Intel’s IDF wasn’t where we expected to find an incredible Android tablet, but Dell quietly knocked it out the park with the Venue 8 7000, a brand new slate using RealSense depth-sensing camera technology. An 8.4-inch alternative to the iPad mini with Retina display and the Samsung Galaxy Tab S 8.4, the Dell tablet has a surprise on both sides: a fantastic 2560 x 1600 OLED touchscreen on the front, and a trio of cameras on the back.
Those three cameras – a regular 8-megapixel shooter near the bottom, and then two 720p cameras above it, forming a triangle – are used for Intel RealSense. This isn’t quite the full, motion-tracking RealSense we’ve seen Intel playing with over the past year or two – which uses a projected infrared grid of dots – but instead a more basic iteration designed to capture depth.
So, take a photo and in addition to a regular still, the Venue 8 7000 also gathers up all the various depth points in the frame. Then, in post-edit, you can do various focus and color changing things, as we’ve seen on devices like HTC’s One M8 and Lytro’s light field cameras.
Tap a spot on your picture and it comes into focus, for instance, leaving the rest blurred. Alternatively, the depth data can be used to figure out different patches of color – a little like an instant, frame-wide application of the magic select tool in Photoshop – and then decolorize or re-saturate them as you drag a selection bar across.
The “direction” that the bar goes in can be flipped, so that either the foreground or background elements are colorized first, and you can adjust the sweet-spot of the color and focus effects so that the amount of the picture either in color or in focus is broader or narrower.
Arguably any tablet with the right software could do that, but the Venue 8 7000’s other party trick is its measurement system. Tap on two points of the picture – or tap and drag – and you can extend a virtual ruler. That line is instantly measured, even if the points would be some distance apart in real life.
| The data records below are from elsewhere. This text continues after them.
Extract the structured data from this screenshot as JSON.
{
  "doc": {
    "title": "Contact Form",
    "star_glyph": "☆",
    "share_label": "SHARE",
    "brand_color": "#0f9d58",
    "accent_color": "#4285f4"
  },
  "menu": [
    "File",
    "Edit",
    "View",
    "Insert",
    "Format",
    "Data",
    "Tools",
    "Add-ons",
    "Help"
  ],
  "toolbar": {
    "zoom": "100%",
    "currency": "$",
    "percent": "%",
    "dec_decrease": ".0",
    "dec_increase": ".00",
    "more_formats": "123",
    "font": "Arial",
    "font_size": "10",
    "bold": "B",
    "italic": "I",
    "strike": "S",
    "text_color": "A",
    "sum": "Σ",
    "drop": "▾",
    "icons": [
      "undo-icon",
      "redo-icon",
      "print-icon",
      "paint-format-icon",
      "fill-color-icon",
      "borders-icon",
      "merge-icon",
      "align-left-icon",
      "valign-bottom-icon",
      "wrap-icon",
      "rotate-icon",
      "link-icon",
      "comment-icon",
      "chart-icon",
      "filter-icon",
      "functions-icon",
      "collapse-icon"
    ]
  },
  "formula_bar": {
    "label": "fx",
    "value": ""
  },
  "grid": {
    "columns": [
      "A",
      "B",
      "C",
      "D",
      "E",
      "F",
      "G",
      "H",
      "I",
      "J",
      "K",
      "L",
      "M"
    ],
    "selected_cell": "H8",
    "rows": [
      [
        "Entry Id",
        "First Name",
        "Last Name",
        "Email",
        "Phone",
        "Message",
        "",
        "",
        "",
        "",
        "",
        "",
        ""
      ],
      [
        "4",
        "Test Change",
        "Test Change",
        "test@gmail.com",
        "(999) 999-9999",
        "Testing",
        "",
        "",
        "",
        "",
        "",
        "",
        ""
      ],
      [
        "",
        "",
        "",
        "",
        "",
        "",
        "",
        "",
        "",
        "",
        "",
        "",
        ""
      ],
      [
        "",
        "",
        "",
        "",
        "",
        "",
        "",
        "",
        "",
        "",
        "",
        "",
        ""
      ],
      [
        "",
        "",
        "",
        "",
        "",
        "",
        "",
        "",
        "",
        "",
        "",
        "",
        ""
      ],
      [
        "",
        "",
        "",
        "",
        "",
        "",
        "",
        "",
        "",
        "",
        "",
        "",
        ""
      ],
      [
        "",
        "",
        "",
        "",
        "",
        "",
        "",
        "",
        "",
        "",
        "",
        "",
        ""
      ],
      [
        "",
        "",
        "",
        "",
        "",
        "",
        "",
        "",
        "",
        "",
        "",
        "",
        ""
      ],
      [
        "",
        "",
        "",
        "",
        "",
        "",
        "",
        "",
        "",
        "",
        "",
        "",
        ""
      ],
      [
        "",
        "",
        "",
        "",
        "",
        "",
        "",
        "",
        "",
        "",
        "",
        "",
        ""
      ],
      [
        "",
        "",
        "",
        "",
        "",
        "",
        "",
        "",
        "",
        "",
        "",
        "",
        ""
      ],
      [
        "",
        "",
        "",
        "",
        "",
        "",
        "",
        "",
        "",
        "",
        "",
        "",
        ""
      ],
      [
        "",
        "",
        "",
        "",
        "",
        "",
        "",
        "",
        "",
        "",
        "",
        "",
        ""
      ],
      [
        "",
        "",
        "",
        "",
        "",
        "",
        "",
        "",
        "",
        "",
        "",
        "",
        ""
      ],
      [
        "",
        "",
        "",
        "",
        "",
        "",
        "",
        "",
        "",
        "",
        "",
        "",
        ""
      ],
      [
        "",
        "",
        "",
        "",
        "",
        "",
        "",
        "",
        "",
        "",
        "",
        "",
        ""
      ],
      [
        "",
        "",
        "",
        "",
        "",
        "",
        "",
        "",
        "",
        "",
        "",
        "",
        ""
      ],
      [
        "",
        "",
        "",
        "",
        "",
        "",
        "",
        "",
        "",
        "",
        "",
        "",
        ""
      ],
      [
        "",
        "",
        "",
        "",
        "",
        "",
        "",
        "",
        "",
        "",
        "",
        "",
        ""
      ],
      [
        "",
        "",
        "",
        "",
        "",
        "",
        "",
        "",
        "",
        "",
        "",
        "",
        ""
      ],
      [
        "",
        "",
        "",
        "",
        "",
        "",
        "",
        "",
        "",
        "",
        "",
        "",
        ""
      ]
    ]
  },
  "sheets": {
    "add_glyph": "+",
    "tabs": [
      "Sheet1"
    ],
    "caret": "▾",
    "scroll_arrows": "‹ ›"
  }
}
That way you can quickly get an idea of how wide a window frame is, perhaps, or the distance between a table and the wall. Objects or people can be measured, with the tablet’s range being several meters from the camera.
It’s not infallible – Dell told us that it doesn’t recommend using the system for anything mission-critical or medical – and if you’re looking for true indoor mapping then something like Google’s Project Tango is still probably the way to go.
What the Tango tablet isn’t is as slick and premium-feeling as the Dell. The company claims it’s the thinnest tablet around, at just 6mm, and the crisp metal chassis feels as high-quality as the screen is bright and vivid. There’s a little of the HTC about the perforated speaker grille on the front, while the broad black plastic bar on the back is a fingerprint magnet, but overall it’s one of the best tablet designs we’ve seen from Dell in some time.
Inside, there’s Intel’s Atom Moorefield quad core running Android 4.4 KitKat, and though we didn’t have an extended time to put it through its paces, it kept things moving swiftly and even what we’d guess would be processor-intensive tasks like photo editing were done without delay.
Dell isn’t saying how much the Venue 8 7000 will cost when it lands in November, but with off-the-shelf cameras we’d hope the price tag wouldn’t be too extended beyond the norm for Android slates of this size. Too expensive and it may roam into Project Tango territory, after all, and prove a turn-off to the developers Dell and Intel really need to get onboard if RealSense is to be anywhere near a mainstream success.